= About this exercise =
Collect each line of the entries that holds the string "Estou".

---*---

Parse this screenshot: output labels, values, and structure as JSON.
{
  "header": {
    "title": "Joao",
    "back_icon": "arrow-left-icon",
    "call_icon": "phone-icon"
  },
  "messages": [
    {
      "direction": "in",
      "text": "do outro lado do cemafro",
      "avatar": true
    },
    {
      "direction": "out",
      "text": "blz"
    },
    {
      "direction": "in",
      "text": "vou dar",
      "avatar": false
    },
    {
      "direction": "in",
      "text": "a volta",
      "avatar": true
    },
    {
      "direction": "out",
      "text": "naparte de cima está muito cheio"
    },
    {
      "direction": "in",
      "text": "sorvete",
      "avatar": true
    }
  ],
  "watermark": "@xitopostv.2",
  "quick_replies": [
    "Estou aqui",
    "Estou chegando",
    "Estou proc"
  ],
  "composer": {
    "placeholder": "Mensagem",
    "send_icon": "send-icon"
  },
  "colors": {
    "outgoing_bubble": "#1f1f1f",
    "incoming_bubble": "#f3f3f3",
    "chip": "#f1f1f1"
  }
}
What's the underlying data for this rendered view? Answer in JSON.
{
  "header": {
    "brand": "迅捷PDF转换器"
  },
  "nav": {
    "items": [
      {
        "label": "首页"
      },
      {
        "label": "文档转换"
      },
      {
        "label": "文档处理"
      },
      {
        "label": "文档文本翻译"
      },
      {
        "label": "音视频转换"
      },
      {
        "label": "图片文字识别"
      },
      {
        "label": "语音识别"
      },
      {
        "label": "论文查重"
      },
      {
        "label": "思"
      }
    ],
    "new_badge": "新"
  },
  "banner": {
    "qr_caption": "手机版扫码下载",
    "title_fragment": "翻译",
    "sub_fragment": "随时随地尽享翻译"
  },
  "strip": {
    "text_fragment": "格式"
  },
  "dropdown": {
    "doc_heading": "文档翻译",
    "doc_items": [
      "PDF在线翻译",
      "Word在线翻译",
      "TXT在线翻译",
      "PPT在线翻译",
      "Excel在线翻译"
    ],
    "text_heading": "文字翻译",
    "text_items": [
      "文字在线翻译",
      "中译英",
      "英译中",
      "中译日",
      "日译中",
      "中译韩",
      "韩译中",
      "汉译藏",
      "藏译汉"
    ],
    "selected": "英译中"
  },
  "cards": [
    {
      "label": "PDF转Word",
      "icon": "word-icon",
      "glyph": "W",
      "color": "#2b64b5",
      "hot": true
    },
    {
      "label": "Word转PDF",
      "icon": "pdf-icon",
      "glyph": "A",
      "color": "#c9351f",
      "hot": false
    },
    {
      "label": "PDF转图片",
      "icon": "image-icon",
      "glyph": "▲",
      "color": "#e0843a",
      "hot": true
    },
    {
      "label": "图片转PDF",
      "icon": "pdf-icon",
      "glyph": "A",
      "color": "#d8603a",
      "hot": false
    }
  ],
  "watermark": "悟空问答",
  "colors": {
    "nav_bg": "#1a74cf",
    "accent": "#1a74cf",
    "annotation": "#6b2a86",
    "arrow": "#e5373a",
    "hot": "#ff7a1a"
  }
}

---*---

= Reply to the task =
    "Estou aqui",
    "Estou chegando",
    "Estou proc"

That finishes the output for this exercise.